FactSage in Literature

I have just attended the virtual DGM meeting which is concluded by the award presentation. My congratulations go to Katharina Esleben from University of Siegen and her co-authors, who have received the Werner-Köster award for their article Effect of Cr and Ni on the microstructural evolution in Co–Re–Cr–Ni alloys in the International Journal of Materials Research! In the article, the author group used a database developed in Siegen to better understand phase formation in this high-temperature alloy, which was characterized by advanced techniques ranging from DSC, SEM and TEM to in-situ Neutron Diffraction up to 1450°C (yes, °C, not °F or K!).

This is just another example of FactSage being extremely popular in the scientific literature. To give another example: recently, co-developers In-Ho Jung and Marie-Aline Van Ende have been invited by the editorial team of the prestigous Metallurgical and Materials Transactions Journals to contribute with a publication on FactSage for the Metallurgical and Materials Transactions 50th Anniversary Collection. The paper is entitled “Computational Thermodynamic Calculations: FactSage from CALPHAD Thermodynamic Database to Virtual Process Simulation” and gives an overview on database development to application calculations. In-Ho and Marie-Aline have analyzed and modelled many (maybe: all?) processes relevant for steel-making using FactSage and ChemApp. I believe FactSage- and ChemApp-based process models must form the “brain” of any smart factory and if you want to know why – please read their section on “Process Simulation and Smart Factory”!

Talking about FactSage in literature: The 2009 paper on FactSage has received the 1000th citation this year according to Web of Science, while the 2016 paper on FactSage has just made it to the top ten of most cited CALPHAD papers, being the third FactSage paper in this distinguished list. And Prof. Arthur Pelton and co-authors even lead the list of most-cited articles in Metallurgical and Materials Transactions B with over 400 citations of their article “The modified quasichemical model I – Binary solutions“.
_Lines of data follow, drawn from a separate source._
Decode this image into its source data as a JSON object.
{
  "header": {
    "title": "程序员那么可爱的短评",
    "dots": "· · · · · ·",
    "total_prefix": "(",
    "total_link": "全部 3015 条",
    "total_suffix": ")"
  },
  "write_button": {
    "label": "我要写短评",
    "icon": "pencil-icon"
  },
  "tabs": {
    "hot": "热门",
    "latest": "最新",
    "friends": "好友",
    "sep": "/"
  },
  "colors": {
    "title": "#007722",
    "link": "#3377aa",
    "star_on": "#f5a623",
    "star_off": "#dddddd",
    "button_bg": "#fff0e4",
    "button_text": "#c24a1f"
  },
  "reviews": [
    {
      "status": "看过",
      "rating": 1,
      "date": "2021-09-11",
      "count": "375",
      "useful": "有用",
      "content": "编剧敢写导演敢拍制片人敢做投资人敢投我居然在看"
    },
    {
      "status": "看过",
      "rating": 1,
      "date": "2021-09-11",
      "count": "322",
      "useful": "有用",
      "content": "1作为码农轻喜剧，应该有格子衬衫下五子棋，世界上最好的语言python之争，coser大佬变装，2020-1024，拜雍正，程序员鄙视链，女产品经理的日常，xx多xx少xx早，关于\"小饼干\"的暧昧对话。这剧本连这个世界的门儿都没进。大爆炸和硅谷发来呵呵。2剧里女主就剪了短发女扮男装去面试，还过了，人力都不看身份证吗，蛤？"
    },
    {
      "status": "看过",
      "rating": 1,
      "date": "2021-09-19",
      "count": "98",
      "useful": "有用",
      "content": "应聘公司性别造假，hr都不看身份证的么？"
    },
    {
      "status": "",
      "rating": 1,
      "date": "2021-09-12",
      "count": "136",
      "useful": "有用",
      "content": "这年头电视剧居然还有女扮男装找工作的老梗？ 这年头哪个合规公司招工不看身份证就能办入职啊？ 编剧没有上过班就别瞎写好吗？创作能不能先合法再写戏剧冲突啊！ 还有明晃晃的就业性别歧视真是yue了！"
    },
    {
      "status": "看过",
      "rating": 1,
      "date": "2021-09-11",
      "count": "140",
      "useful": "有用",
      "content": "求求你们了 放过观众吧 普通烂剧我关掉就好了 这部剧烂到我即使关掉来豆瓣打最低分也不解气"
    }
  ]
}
Enjoy reading!

Leave a Comment

Your email address will not be published.

This site uses Akismet to reduce spam. Learn how your comment data is processed.